The commonest type of colour blindness, by far, is caused by an alteration in the green photoreceptors, so that they respond less well to green (and better to red) than normal green receptors.

In the normal eye, the response of the red and the green receptors is quite broad - ie, the green receptors respond fairly well to red, and vice versa, in two overlapping bell-curves. Colours between red and green are distinguished by the relative strengths of the responses from the two cone types.

In someone with the common type of red/green colour blindness, the peak of response from the "green" receptors is shifted toward that of the "red" receptors. Therefore, anything between red and green excites both sets of receptors more or less equally, making it difficult to distinguish colours on the red-green axis. However, both receptors respond well enough to green light (as well as to red) that greens don't appear dark.

Thus, a person with r/g colour blindness would be able to see red and green lights fine - they just couldn't tell which was which. So, different shapes could be used on traffic lights.
-- MaxwellBuchanan, May 25 2013

Forgive me, but I think R/G colour blind drivers know the top light is red and the bottom one is green. They can still see which light is on.
-- not_morrison_rm, May 26 2013

I wonder if a band filter could be used... filtering out the colours in the overlapping bell curves of red and that the wearer can see bluey green and dull red but nothing in-between. This would give the same filter for left and right eyes.
-- Ling, May 26 2013

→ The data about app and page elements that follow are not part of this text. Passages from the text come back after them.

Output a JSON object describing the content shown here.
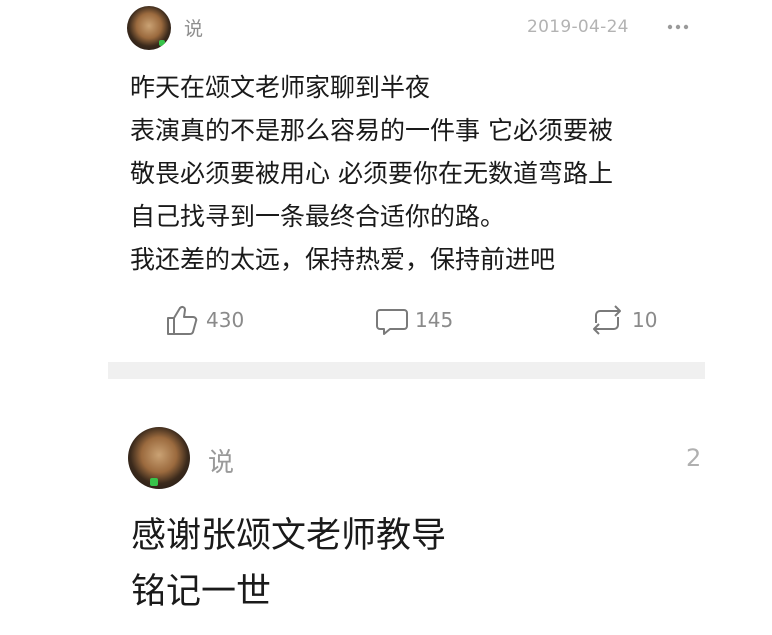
{
  "post1": {
    "author_suffix": "说",
    "date": "2019-04-24",
    "content": [
      "昨天在颂文老师家聊到半夜",
      "表演真的不是那么容易的一件事 它必须要被",
      "敬畏必须要被用心 必须要你在无数道弯路上",
      "自己找寻到一条最终合适你的路。",
      "我还差的太远，保持热爱，保持前进吧"
    ],
    "actions": {
      "likes": "430",
      "comments": "145",
      "reposts": "10"
    },
    "icons": {
      "like": "thumbs-up-icon",
      "comment": "comment-bubble-icon",
      "repost": "repost-icon",
      "more": "more-dots-icon"
    }
  },
  "post2": {
    "author_suffix": "说",
    "count": "2",
    "content": [
      "感谢张颂文老师教导",
      "铭记一世"
    ]
  },
  "colors": {
    "text_primary": "#1a1a1a",
    "text_secondary": "#8e8e8e",
    "date_gray": "#b3b3b3",
    "divider": "#f0f0f0",
    "badge_green": "#37c34a"
  }
}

//Forgive me, but// See [Freefall]'s earlier anno - at night, you may not see the whole light, just the illuminated part, making it difficult to tell whether the lit part is at the top or the bottom.
-- MaxwellBuchanan, May 26 2013

//Intersections are lit up pretty brightly ...// Not all traffic lights are at urban intersections. At least not in the UK.
-- MaxwellBuchanan, May 26 2013

random, halfbakery